[ENTRIES PROVIDED]
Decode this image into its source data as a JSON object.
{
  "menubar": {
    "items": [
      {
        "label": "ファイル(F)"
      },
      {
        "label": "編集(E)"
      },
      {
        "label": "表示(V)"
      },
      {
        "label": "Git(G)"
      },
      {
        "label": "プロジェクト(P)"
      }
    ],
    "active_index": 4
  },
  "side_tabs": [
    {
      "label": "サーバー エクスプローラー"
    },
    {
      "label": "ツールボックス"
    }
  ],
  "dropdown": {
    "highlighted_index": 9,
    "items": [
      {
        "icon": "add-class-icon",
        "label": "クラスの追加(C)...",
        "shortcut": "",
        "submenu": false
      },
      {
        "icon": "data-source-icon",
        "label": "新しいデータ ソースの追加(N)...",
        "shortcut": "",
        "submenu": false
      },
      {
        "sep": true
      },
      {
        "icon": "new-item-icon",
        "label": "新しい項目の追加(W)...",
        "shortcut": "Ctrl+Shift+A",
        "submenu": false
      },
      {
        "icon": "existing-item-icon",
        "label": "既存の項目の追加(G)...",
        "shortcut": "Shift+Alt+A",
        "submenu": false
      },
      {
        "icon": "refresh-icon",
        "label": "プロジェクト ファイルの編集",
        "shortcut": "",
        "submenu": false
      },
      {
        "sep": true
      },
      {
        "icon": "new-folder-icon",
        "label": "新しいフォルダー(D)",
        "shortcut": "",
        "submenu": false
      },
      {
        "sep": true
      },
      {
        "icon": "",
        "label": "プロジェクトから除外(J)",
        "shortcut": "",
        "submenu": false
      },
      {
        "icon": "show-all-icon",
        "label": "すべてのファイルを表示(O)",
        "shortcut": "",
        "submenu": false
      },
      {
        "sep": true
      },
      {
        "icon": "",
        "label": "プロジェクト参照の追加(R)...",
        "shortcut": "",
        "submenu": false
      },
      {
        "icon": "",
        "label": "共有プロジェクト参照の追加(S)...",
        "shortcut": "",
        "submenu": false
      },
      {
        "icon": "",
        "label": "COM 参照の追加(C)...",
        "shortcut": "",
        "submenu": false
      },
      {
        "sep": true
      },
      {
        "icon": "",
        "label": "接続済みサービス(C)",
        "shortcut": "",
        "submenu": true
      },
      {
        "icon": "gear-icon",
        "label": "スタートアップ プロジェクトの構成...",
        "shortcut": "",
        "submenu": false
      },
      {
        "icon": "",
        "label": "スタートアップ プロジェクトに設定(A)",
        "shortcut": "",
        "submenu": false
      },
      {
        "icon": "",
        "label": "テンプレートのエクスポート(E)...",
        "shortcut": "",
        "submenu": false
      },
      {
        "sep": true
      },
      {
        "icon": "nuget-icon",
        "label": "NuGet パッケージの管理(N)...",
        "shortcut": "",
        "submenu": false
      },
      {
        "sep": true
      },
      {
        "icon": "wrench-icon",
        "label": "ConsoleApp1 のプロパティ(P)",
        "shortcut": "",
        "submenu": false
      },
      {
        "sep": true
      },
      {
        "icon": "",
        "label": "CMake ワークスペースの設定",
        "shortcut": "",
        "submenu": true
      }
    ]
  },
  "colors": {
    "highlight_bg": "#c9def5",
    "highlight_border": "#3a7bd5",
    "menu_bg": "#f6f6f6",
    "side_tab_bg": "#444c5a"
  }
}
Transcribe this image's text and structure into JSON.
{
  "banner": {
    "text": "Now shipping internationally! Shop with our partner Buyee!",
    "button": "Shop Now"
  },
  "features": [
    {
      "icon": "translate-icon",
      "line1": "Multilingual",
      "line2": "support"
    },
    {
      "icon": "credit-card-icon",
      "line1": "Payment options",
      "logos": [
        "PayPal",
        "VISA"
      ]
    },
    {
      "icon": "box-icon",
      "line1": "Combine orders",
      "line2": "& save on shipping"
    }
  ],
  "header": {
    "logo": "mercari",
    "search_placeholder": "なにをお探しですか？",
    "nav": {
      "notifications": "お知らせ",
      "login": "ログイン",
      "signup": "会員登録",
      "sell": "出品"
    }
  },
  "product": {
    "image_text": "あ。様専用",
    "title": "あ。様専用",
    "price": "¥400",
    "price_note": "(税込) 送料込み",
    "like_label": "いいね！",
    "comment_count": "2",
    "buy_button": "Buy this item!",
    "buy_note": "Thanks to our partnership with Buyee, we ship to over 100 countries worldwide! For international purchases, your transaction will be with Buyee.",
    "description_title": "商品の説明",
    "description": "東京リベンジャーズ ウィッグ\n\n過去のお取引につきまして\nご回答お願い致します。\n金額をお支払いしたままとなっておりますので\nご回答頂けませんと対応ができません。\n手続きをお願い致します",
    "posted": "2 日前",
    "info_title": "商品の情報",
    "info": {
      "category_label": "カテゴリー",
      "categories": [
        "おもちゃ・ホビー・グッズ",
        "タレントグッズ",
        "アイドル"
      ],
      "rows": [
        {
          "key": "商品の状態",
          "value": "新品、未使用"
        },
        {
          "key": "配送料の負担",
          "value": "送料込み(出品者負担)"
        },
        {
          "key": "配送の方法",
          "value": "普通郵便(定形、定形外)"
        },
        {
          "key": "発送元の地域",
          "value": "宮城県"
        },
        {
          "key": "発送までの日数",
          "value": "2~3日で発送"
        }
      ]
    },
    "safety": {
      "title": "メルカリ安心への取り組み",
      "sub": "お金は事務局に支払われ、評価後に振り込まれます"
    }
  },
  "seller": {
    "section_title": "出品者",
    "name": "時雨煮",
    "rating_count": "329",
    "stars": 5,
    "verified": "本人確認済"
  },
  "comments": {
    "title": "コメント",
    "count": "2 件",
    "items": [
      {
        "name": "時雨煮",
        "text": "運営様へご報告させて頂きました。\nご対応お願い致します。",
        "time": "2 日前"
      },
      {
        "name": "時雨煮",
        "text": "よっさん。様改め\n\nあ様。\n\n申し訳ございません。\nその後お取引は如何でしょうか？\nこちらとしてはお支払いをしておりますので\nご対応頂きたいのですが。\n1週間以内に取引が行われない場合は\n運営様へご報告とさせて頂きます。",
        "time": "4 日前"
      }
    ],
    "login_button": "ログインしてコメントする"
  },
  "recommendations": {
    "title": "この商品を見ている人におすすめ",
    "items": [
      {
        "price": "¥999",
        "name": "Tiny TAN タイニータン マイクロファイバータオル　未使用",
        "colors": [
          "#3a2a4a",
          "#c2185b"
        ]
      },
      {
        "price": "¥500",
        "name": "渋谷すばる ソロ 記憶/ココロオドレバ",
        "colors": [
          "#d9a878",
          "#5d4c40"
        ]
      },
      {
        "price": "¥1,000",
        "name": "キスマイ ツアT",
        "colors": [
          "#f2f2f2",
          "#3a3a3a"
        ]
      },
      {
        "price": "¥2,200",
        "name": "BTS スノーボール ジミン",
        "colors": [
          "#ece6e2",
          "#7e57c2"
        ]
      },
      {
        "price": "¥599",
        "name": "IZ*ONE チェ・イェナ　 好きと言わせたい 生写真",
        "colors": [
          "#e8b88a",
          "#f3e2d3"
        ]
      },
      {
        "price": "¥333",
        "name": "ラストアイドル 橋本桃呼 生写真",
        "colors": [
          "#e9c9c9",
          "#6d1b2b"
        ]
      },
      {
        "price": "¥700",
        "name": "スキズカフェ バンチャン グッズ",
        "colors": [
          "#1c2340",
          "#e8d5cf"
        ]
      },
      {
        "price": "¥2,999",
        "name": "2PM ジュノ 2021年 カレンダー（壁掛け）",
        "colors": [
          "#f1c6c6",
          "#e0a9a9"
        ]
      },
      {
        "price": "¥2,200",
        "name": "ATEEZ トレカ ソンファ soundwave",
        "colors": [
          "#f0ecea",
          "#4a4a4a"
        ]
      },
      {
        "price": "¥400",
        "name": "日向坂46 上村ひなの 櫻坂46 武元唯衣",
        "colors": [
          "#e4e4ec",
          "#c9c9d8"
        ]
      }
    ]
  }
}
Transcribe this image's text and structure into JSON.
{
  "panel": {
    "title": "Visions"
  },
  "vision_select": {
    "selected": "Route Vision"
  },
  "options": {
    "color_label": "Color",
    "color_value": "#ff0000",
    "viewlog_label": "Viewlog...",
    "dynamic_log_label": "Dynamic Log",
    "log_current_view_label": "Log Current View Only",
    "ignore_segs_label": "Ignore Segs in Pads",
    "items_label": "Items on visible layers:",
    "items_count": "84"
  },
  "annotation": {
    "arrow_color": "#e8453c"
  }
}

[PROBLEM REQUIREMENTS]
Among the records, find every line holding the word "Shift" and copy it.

[RESULT OF THIS EXERCISE]
        "shortcut": "Ctrl+Shift+A",
        "shortcut": "Shift+Alt+A",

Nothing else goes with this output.